On April 7, during an online coordination meeting organized by the U.S. Agency for International Development (USAID), donors and implementers of the international technical aid projects operating in the Rule of Law area learned about the history and results of the implementation of the Rule of Law Certificate Program. The Certificate Program was developed and has been administered by the Yaroslav Mudryi National Law University in cooperation with the University of South Carolina (USA) with support from the USAID New Justice Program for the third year in a row.
This is the first and, so far, the only comprehensive certificate program in Ukraine to enhance the understanding and improving the skills of the practical application of the rule of law principles by legal professionals. Its participants are representatives of different legal areas: judges, court staff, attorneys, prosecutors, investigators, lawyers of non-governmental organizations, civil servants, undergraduate and post-graduate students at law schools, etc. Participation in the Certificate Program not only lets them share their experience and get a better understanding of each other’s work but also develops during discussions a common view of the practical application of some components of the rule of law principle in its application for solving a broad range of legal problems.
In this period, 59 legal professionals selected on a competitive basis from among more than 500 applicants from all over Ukraine have successfully passed training and received a joint certificate from Ukrainian and American universities. Currently, the third round of the Certificate Program for another 30 participants is being launched.
At the beginning of implementation of the Certificate Program, I faced the opinion that only judges are knowledgeable about the rule of law principle and possibilities of its application in specific legal cases. Therefore, the aim of this Program was to transform rule of law into a practical tool for different categories of legal professionals,” said one of developers of the Program, Vice-Rector for Academic Issues of the Yaroslav Mudryi National Law University Yurii Barabash.
He also mentioned that teaching rule of law in terms of practical application guarantees positive changes in systems of law application and administration of justice since it allows incumbent legal professionals to fill the gaps in their own knowledge of the rule of law and gain insight into legal processes. An important stimulus to continue the Rule of Law Certificate Program is that based on it, national legal professionals develop new skills needed to bring about positive changes in society. On behalf of the Certificate Program faculty, Mr. Barabash expressed gratitude to the partners – USAID New Justice Program and the University of South Carolina – for their trust and possibility to develop the Program.
Deputy Executive Director of the Rule of Law Collaborative at the University of South Carolina (USA) Steven Austermiller talked about the lessons learned from designing and implementing the Rule of Law Certificate Program. He underscored that close cooperation with Ukrainian faculty with allowance for local legal context and cultural differences helped to develop a program that turned out to be efficient and effective.

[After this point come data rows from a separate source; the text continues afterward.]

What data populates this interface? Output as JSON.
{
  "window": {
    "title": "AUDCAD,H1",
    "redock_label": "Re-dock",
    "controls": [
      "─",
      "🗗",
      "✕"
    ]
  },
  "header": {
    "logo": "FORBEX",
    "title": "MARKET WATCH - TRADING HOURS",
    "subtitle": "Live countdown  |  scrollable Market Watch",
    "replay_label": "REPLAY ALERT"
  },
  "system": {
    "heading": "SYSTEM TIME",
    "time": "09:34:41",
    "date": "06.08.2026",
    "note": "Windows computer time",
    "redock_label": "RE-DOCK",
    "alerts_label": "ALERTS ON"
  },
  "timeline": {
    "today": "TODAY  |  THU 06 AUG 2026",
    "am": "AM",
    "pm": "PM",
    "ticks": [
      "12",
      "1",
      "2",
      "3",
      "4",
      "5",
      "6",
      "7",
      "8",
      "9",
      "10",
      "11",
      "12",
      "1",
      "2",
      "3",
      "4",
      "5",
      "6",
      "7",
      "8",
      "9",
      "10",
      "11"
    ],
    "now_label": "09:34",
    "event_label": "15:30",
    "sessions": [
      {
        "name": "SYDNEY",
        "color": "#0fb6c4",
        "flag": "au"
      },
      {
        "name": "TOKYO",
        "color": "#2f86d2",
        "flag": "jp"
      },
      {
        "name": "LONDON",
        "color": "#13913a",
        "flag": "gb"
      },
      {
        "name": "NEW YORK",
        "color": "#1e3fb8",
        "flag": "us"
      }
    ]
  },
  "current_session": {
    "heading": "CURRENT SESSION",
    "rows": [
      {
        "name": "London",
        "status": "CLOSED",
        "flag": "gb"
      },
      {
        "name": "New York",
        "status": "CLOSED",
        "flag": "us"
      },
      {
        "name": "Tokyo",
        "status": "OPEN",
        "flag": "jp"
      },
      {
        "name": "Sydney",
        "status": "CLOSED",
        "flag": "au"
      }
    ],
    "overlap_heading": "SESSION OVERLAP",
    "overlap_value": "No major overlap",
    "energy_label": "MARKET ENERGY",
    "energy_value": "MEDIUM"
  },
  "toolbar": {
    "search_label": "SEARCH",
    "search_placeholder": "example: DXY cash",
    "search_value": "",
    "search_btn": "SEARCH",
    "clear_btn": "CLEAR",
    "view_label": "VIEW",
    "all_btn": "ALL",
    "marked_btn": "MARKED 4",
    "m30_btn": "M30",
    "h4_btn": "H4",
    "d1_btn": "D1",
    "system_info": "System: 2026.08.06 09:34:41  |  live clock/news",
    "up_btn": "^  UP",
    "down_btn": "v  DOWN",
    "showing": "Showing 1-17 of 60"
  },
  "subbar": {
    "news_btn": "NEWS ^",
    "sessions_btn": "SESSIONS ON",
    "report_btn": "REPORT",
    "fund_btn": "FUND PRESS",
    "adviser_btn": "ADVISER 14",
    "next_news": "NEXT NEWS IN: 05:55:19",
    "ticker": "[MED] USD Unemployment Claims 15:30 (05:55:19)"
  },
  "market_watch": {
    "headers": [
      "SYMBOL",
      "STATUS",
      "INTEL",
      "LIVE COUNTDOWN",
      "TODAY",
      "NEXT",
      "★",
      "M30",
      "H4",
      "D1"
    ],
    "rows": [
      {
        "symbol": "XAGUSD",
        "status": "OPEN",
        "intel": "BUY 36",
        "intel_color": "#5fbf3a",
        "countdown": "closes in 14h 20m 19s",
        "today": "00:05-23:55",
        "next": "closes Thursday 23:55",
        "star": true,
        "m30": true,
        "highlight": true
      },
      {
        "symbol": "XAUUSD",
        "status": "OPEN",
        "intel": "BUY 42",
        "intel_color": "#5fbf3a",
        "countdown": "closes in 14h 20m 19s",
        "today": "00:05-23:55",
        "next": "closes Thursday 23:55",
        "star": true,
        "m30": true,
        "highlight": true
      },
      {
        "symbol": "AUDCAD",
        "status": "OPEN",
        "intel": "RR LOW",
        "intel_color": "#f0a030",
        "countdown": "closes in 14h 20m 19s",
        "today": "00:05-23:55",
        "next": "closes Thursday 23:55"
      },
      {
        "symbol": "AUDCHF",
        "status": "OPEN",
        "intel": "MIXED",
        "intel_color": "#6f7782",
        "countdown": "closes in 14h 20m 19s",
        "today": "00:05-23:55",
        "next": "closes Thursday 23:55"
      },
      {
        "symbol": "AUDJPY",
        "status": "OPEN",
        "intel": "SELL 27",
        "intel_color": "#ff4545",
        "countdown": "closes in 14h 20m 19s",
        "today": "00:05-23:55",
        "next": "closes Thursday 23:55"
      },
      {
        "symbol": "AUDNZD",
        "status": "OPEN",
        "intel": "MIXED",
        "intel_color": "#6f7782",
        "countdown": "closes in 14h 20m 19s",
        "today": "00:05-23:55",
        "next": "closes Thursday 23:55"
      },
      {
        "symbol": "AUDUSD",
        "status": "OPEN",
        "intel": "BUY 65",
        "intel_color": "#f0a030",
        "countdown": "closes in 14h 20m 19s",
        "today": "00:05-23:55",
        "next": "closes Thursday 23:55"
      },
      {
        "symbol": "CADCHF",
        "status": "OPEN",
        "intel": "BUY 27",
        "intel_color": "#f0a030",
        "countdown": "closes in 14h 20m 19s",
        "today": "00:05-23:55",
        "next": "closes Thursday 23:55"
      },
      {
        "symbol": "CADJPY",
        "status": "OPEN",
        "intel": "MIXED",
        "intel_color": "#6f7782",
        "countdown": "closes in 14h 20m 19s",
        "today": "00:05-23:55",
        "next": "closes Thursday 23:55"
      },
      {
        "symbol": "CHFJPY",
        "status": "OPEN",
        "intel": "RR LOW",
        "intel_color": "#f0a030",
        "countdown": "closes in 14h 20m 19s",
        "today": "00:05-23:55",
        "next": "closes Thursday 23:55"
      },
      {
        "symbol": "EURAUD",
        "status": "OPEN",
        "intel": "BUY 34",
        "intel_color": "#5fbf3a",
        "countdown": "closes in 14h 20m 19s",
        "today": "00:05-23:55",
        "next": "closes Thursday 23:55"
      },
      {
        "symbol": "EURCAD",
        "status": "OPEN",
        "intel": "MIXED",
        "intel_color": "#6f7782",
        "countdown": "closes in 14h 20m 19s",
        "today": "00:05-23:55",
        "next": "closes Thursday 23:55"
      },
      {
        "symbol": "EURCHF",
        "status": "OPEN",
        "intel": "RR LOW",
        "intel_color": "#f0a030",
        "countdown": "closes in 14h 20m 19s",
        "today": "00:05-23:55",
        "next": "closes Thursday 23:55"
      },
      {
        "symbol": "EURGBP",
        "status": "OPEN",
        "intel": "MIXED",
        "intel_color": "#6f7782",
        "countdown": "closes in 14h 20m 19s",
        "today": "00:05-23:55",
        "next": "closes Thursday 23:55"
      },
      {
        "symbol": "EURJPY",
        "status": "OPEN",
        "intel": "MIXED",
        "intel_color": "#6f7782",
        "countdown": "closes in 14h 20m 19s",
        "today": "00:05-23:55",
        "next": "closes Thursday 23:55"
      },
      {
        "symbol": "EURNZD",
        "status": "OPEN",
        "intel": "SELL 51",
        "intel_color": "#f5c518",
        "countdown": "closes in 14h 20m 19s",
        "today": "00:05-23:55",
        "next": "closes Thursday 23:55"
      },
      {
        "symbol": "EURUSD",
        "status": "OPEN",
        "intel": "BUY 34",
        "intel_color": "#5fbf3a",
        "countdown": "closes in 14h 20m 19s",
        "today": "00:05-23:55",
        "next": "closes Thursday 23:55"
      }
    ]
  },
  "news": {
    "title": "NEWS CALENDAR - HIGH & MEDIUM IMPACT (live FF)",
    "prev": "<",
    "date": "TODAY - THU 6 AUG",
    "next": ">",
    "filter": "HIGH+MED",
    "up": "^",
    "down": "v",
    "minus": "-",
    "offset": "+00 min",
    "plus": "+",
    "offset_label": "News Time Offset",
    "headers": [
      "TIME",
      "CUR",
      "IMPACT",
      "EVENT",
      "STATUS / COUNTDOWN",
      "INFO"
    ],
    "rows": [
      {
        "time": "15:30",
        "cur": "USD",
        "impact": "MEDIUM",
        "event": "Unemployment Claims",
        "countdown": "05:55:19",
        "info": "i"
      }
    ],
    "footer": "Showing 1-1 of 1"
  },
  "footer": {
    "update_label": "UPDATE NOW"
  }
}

An important component of its success has become the environment of equality when participants not only listen to lectures but also feel that faculty treat them as colleagues from whom they can also learn a lot. Every year the Certificate Program is updated and improved based on feedback from its graduates. The Certificate Program team introduces changes into training modules and adds topical subjects and examples of legal precedents for discussion. This year, due to the pandemic, the program’s format has also changed – it will be taught online only.
We will definitely miss “live” discussions, but I am sure that everything will go well, and we will all learn something new. I look forward to working with my colleagues from the USAID New Justice Program and Kharkiv again,” pointed out Steven Austermiller.
Certificate Program graduates – Judge of the High Anti-Corruption Court Vira Mykhailenko, and Authorized Officer of the National Agency for the Prevention of Corruption Yurii Sverba – also shared their impressions of participating in the Program.
I am grateful that such program exists in Ukraine and for my participation in it because under present conditions of regulation of social relations we all got used to the fact that rule of law exists but only as a theoretical structure. And in this Program faculty put effort into demonstrating to representatives of various legal professions that rule of law is a practical notion that can be applied in different spheres of legal activity,” mentioned Vira Mykhailenko.
After a two-week training, each participant must demonstrate obtained knowledge and skills in their own capstone project to solve a specific practical problem in the field of the rule of law in Ukraine.
My capstone project was related to eliminating artificial obstacles facing some categories of persons, in particular, incapable persons, in accessing free legal aid. Because now such persons have a right to apply to the court on their own, however, they do not have a right to apply for free secondary legal aid. Basically, we are talking about 40 thousand Ukrainian citizens who are deprived of the right to free secondary legal aid because of artificial obstacles which can be eliminated only by adopting a relevant law,” told Yurii Sverba who drafted the law which is currently registered at the Verkhova Rada.
As Yurii Barabash has mentioned, the Certificate Program team recognizes the need to work on ensuring its sustainability; therefore, they are preparing a teaching manual and are interested in cooperation with other educational and legal institutions to further implement the Program to engage a broader audience. At the meeting, Vice-Rector for Research Work of the National School of Judges (NSJ) Natalia Shuklina expressed readiness for cooperation. At present, NSJ is responsible for ongoing training of judges and court staff and employees of the State Security Service, so it can cover the audience of more than 30 thousand employees, which will facilitate broader dissemination of the Program’s outputs.